USC University of Southern California

Herman Ostrow School of Dentistry of USC

Oral Health Resolutions for 2009

By Angelica Urquijo

It’s the start of a New Year, which means it’s time to take a look at the list of resolutions for 2009.  If you’ve been thinking about a plan that will help you stay on track– you’re not alone.

At the top of nearly everyone’s list is leading a healthier lifestyle and improving one’s appearance.  If that is your goal, oral health should be included.  It’s not only good for your mouth but also good for your body.

Research shows that oral health has a significant  impact on  wellbeing.  Gum disease known as periodontal disease has been linked to heart disease, stroke, diabetes, memory loss, and even low birth weight.

Taking the proper steps now, regardless of age, will help lead to a longer, healthier, more-active life.

“The appearance of your teeth and smile is extraordinarily important to success in everything from your career to your love life,” said Robert Keim, associate professor and director of the University of Southern California, School of DentistryOral Health Center.  “No other single factor influences a typical person’s psychosocial life trajectory more than the appearance of their face and smile.”

So how do you make sure the toothbrush doesn’t end up in a drawer much like the gym card after a few weeks into the New Year?

Most people end up giving up on resolutions right around Valentines Day. But don’t let failed resolutions of the past stop you this year.

“Whether you’re working toward a trimmer body, less stress in your life or a healthier smile, it’s important to set realistic expectations that you can accomplish,” Keim said.

Good oral health can indirectly help you attain your other health-related goals.

Oral problems can sabotage a person’s plan to loose those unwanted pounds during the New Year.

Pain or discomfort due to oral disease can negatively influence food choices.  For example, reaching for soft, carb-laden pasta and ice cream versus crisp vegetables and protein such as chicken.

Tooth decay and oral pain can also affect concentration and lead to missed days in the classroom or on the job.

Research has shown that an unattractive smile can negatively affect occupational outcomes and career success.

Establishing healthy oral habits will make it easier to stay on track and succeed in meeting your other health related goals.

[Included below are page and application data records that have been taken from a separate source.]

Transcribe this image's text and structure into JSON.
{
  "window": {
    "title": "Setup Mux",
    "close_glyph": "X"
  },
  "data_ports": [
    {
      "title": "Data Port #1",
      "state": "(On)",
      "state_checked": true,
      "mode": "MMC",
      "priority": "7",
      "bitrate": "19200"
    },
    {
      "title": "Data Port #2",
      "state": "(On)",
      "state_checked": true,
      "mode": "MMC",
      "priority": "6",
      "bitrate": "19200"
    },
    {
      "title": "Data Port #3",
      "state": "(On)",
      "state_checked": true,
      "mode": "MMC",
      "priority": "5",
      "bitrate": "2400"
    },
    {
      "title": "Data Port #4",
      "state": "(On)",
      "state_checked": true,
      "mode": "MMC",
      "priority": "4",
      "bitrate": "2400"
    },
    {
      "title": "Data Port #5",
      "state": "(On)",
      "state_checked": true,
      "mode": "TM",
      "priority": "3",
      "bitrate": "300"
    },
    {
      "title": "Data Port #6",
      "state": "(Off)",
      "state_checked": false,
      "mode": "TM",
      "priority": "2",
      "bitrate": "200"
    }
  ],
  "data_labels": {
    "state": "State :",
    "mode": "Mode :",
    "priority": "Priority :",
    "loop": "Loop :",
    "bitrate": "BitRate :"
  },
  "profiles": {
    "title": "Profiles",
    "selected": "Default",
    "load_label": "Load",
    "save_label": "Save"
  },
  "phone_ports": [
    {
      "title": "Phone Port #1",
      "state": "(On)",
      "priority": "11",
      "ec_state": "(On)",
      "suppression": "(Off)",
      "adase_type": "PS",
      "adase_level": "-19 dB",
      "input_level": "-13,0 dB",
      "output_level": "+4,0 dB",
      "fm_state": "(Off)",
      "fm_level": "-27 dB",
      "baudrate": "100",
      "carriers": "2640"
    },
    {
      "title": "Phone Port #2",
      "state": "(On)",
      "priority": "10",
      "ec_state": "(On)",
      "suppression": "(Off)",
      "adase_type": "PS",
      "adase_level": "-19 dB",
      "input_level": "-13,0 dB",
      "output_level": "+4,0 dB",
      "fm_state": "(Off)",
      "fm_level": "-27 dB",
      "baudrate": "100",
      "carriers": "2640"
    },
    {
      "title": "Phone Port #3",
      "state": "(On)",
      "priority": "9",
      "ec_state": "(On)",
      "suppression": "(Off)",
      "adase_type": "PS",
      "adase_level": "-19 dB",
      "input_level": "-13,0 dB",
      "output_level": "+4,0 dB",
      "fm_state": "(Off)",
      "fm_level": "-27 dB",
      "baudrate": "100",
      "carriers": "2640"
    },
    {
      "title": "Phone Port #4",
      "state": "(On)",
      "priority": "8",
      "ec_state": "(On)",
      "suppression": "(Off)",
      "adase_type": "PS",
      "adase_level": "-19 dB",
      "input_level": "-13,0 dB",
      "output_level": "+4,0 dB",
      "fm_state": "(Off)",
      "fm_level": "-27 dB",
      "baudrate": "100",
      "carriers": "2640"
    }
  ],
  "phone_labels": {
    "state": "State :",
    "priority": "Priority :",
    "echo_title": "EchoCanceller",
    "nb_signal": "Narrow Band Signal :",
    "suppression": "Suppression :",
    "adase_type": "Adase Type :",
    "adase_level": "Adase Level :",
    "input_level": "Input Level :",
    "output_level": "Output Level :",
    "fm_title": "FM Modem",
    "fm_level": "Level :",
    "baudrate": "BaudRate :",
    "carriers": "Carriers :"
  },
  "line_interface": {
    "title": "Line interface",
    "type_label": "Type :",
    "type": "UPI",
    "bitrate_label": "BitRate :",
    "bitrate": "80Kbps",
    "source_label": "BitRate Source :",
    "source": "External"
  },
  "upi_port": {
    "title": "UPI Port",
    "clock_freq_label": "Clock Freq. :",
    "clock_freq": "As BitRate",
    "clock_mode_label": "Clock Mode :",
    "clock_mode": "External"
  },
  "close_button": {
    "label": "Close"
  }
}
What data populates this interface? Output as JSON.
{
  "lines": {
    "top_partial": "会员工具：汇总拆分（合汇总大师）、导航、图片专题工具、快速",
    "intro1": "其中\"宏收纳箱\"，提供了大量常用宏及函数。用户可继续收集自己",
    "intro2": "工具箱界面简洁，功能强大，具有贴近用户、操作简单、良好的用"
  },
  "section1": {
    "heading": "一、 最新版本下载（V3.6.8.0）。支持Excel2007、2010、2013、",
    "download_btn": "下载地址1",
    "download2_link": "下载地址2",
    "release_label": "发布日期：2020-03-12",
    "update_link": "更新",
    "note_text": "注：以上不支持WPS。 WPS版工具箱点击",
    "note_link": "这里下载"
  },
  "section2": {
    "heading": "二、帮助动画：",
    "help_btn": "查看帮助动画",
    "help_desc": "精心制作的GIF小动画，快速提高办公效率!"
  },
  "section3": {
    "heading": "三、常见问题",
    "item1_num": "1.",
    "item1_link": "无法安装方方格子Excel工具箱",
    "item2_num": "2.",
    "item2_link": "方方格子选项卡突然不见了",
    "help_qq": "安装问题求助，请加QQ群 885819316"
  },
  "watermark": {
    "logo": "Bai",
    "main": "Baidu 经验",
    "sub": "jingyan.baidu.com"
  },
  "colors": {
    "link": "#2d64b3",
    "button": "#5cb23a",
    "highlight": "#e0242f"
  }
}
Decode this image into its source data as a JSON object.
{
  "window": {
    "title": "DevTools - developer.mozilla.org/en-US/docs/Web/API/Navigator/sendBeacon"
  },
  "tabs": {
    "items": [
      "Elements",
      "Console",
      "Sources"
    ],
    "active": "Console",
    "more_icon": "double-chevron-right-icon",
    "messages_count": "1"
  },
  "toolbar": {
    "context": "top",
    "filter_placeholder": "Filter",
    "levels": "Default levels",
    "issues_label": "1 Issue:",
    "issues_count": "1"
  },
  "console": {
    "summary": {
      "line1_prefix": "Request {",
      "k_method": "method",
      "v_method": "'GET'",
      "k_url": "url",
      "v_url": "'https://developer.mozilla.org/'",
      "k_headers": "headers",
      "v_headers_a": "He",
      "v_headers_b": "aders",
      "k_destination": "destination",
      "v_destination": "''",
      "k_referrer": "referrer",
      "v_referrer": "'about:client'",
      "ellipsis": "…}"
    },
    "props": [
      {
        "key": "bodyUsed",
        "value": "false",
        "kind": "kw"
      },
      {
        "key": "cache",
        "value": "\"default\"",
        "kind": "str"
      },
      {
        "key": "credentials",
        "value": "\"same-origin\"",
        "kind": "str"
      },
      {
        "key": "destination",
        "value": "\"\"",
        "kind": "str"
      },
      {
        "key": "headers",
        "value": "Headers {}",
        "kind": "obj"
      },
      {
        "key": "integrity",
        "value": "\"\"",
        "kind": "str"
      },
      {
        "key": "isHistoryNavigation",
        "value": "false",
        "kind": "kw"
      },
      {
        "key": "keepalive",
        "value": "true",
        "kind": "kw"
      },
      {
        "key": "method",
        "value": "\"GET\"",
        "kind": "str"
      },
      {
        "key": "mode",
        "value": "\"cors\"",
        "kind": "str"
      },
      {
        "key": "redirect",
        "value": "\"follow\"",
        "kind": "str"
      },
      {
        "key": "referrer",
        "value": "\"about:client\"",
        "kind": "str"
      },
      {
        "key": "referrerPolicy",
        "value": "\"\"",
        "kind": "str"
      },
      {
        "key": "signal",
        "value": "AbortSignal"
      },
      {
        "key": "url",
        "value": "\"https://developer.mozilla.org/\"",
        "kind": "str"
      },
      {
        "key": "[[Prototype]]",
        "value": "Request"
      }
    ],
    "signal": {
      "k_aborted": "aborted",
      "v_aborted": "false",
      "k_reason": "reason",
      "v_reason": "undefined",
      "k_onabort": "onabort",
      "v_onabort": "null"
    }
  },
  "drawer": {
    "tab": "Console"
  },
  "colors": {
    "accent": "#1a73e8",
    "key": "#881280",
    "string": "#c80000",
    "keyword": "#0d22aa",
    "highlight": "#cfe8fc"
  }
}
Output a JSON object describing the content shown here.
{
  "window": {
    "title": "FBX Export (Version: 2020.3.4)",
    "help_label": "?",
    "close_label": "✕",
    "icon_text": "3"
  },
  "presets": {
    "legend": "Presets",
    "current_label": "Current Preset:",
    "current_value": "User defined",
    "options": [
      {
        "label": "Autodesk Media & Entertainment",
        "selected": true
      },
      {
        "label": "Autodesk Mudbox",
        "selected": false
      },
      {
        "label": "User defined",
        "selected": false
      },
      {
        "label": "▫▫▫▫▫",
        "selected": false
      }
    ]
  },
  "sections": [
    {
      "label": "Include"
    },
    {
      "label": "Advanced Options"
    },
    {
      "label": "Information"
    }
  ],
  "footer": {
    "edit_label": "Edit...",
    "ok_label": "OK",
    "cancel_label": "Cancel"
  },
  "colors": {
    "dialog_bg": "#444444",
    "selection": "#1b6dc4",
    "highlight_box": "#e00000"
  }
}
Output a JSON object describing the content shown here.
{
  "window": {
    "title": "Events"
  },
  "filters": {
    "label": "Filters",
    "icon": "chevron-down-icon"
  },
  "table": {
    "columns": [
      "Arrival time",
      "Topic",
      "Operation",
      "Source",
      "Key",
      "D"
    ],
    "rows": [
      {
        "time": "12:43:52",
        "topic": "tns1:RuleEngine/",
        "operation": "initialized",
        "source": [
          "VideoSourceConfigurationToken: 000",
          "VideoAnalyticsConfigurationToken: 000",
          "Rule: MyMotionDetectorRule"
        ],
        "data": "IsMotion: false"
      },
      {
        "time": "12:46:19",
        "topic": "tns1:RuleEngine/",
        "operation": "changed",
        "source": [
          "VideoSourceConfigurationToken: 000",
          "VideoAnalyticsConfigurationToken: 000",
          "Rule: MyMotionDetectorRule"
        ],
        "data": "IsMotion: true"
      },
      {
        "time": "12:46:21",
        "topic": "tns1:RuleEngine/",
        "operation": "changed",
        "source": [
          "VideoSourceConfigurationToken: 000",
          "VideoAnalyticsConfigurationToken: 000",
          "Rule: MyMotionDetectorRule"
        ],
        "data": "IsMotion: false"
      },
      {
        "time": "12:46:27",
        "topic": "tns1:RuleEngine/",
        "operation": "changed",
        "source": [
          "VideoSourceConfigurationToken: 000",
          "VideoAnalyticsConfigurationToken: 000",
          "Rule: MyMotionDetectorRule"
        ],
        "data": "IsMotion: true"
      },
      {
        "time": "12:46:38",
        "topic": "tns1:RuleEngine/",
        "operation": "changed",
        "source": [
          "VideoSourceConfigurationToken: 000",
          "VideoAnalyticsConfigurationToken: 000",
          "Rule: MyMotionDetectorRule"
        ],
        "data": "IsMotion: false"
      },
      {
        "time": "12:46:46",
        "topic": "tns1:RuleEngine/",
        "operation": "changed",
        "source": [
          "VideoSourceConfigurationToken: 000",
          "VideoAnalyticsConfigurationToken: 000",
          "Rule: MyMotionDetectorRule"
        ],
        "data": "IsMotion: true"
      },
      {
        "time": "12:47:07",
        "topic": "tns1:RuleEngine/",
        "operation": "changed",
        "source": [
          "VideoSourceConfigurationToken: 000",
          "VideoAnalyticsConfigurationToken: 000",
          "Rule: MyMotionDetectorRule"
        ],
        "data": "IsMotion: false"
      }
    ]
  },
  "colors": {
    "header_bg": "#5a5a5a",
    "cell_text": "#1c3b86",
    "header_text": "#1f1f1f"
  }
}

Good dental health only takes a few minutes a day.

Follow these simple steps to ensure a healthier, more-attractive smile and body:

  • Resolve to brush your teeth at least twice a day. Brushing allows you to remove plaque. Choose fluoride toothpaste to reduce tooth decay and prevent cavities.
  • Resolve to replace your toothbrush every three months.
  • Resolve to floss your teeth for three minutes to remove plaque between your teeth at least once a day.
  • Resolve to eat healthy snacks and nutritious meals and cut down on sugary drinks.
  • Resolve to address any issues that detract from the esthetic appearance of your smile.
  • Resolve to visit your dentist for check-ups and schedule cleanings at least twice a year.

By following these simple steps, you can ensure a great smile and create healthy habits that will allow you not only to stick to your resolutions but also ensure a healthier you.

When shopping for that new pair of gym shoes or workout clothes don’t forget to pick up your new toothbrush.

The Oral Health Center is the USC School of Dentistry Faculty Practice located in the University Village.  The ultra modern practice provides students, faculty, staff and residents from the surrounding USC community and Downtown Los Angeles with high-quality, affordable dental services from expert practitioners.